As I write this, I have received news that the alpha female whelped and two days later lost all the puppies when torrential rains flooded the den.
Having had a wonderful experience with the wilddogs, we set off across the plains through the hundreds of thousands of wildebeest in the direction of Ndutu. Having been alone at the previous camp, it took some time to get used to other vehicles again, but we were rewarded with some great sightings including a cheetah with her 4 small cubs.
Rounding the Serengeti experience off, we flew to Sayari camp to finish the safari part of our trip alone again. Having spent three weeks there with Nick Brandt (read here), I was eager to find the lions that I’d written about and see how they were doing. Our first drive took us up into the Wogakuria kopjies where we found a leopard and his mother and spent the afternoon watching, photographing, and sipping wine.
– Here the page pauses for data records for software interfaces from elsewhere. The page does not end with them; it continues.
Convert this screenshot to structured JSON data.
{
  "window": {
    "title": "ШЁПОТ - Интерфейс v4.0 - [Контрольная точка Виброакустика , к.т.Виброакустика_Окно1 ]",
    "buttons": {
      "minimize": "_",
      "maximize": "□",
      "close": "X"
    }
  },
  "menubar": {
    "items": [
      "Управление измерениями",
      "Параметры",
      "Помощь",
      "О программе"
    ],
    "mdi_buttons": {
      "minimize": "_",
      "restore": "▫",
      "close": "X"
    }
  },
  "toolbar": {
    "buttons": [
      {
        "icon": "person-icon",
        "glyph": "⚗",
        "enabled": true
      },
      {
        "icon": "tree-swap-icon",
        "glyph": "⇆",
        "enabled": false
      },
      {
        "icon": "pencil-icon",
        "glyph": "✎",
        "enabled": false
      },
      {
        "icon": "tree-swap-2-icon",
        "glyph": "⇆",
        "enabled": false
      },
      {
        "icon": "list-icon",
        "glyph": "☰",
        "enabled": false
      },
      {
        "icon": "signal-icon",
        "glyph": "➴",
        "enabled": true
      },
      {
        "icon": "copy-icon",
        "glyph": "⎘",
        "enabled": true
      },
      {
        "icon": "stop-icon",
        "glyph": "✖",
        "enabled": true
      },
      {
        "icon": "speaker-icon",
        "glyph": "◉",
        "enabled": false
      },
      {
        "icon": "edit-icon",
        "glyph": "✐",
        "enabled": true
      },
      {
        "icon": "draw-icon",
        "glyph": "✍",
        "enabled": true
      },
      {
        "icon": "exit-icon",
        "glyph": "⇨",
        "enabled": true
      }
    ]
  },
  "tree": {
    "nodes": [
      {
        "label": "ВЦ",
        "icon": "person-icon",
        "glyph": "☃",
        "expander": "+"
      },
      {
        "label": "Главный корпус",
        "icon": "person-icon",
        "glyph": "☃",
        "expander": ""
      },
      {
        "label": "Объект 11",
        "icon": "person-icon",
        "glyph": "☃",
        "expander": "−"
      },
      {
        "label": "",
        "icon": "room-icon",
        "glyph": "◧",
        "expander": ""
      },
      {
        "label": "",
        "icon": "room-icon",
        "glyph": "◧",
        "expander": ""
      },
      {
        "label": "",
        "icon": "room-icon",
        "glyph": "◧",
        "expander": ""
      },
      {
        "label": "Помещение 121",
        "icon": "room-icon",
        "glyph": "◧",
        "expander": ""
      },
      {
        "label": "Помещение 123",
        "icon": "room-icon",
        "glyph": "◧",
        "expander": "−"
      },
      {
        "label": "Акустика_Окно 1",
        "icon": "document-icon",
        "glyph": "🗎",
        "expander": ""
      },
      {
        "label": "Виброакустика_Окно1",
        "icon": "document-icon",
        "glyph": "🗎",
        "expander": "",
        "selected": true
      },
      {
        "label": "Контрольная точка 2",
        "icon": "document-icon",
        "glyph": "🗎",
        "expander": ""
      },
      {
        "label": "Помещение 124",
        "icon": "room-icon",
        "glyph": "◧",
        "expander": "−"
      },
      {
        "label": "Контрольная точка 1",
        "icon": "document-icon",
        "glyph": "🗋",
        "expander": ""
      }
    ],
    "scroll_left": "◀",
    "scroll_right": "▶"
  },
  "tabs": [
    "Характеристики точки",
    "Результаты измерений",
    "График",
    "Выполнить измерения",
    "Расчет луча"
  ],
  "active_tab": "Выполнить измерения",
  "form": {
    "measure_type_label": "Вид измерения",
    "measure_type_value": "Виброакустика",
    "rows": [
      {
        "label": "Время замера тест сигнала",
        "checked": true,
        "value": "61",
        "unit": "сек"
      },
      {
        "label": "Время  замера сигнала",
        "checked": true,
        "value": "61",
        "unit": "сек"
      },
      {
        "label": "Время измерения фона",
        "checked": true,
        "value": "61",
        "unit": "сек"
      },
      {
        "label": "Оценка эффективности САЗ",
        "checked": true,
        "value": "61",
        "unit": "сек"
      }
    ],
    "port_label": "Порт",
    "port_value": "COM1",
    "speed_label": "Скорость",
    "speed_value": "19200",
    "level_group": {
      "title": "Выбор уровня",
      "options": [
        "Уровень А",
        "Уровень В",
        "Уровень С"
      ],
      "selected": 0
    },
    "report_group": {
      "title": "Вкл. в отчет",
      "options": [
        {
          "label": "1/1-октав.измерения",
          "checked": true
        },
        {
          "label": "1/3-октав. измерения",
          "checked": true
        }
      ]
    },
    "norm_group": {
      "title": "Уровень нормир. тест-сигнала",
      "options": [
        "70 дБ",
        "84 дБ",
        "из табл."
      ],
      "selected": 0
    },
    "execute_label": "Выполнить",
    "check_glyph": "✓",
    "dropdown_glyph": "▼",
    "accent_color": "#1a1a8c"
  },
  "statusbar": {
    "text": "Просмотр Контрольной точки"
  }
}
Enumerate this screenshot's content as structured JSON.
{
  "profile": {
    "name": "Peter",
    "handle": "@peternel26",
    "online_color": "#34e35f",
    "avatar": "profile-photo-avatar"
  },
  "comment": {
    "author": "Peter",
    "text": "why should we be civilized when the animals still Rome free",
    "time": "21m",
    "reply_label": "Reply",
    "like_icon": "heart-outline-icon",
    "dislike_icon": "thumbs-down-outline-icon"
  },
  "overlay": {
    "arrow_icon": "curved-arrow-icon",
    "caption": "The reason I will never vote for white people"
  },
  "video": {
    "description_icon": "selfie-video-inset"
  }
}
Taking advantage of being alone in the area, and the freedom that comes with it, we were up early the next morning and ventured a little further afield with a packed breakfast in the hope of finding black rhino. The only evidence of rhino we succeeded in finding was rhino tracks and the rhino had obviously retired into the dark shade of some riverine thicket where we couldn’t follow. Instead, a courting lion couple allowed us very close.
The landscapes in this region of the Serengeti are stunning and we spent a good portion of the time driving around remarking at its beauty. The wildlife was a bonus, and by the end of the few days there we had seen lions hunting, cubs playing, lions mating and on our last night were rewarded with an iconic view as 9 lioness walked off into the sunset.
I’ve now written quite a few articles on visiting the gorillas and without using pretentious vocabulary, it remains one of the most powerful wildlife encounters.
The tourism warden joined us for drinks the evening before our trek and we were fortunate to be able to hear first hand about the struggles of managing the national park, but also how important tourism is for conservation.
Requesting a relatively easy group to see, we set off from the car park through the potato fields to try to find the Agashya group. As usual, trackers had already set off in the morning and as we came close to the National Park we were surprised to see the trackers sitting on a rock only a short distance from the famous rock wall boundary. We were quickly briefed on the etiquette of gorilla watching, and were then interrupted by a young gorilla feeding on the wall. After a half hour of watching the gorillas in the forest within sight of the wall, they all moved out of the forest and proceeded to gnaw on eucalyptus bark. It was the clearest I’d seen them and interesting to watch them out in the open.